- [Task goal]: Please give the count of lines below that include "name" and leave out everything else.

════

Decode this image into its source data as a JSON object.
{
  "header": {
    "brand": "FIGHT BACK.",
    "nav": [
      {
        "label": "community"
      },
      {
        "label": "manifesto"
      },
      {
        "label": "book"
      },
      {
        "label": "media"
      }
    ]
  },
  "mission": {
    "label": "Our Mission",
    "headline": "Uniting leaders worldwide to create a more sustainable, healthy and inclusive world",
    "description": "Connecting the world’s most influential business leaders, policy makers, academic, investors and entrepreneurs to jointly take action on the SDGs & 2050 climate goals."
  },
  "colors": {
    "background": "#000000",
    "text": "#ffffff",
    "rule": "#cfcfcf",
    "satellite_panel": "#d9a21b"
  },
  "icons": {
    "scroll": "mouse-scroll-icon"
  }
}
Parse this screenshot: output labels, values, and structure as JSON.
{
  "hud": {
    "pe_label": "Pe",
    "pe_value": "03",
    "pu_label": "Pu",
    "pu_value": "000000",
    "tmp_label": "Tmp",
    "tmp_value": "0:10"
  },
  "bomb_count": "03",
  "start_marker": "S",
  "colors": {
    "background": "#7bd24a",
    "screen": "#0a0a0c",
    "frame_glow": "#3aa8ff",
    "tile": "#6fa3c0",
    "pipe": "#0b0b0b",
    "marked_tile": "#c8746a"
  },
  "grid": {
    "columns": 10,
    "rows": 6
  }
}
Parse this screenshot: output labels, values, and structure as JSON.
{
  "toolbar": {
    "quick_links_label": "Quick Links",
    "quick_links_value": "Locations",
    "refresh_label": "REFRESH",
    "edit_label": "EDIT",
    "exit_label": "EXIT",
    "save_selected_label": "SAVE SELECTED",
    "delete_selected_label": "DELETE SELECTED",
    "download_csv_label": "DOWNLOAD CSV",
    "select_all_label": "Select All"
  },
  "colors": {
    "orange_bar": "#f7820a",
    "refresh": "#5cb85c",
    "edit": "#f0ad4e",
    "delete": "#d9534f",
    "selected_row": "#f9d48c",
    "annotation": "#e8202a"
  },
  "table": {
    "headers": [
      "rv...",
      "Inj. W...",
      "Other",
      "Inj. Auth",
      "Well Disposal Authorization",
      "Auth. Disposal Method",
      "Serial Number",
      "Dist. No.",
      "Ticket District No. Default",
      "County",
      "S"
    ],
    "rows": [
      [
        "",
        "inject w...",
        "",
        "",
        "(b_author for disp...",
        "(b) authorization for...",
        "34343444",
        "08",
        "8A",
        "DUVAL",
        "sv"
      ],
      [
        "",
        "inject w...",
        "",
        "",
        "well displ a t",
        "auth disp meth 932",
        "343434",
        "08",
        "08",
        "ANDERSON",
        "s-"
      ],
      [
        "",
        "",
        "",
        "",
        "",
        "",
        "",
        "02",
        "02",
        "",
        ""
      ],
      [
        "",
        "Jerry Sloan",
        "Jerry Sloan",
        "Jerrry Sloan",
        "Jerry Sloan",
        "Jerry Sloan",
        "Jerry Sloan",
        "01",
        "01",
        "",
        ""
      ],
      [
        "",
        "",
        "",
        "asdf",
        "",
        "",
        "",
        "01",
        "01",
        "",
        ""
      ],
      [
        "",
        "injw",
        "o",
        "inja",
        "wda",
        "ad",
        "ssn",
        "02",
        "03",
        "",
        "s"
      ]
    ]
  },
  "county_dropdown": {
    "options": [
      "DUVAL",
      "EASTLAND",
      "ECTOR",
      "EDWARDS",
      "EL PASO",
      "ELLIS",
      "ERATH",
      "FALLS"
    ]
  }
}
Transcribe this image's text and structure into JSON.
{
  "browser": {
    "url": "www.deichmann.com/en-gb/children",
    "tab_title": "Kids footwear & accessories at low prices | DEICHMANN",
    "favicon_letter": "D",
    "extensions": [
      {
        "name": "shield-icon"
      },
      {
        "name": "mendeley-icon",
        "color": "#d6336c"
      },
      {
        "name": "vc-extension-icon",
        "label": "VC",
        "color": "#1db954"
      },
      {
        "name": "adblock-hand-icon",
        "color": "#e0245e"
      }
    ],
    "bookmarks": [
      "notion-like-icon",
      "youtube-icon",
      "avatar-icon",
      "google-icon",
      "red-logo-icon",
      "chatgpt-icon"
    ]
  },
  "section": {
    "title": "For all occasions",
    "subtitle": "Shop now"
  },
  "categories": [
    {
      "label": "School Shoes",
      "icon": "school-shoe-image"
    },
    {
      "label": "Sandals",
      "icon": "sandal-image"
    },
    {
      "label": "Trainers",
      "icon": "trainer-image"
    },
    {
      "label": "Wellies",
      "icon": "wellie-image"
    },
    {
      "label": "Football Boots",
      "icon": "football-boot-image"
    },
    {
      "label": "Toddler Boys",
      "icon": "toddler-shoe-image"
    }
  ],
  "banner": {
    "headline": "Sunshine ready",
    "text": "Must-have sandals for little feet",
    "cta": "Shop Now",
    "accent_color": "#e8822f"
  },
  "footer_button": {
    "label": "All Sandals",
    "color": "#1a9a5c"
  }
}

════

- [Result of the exercise]: 4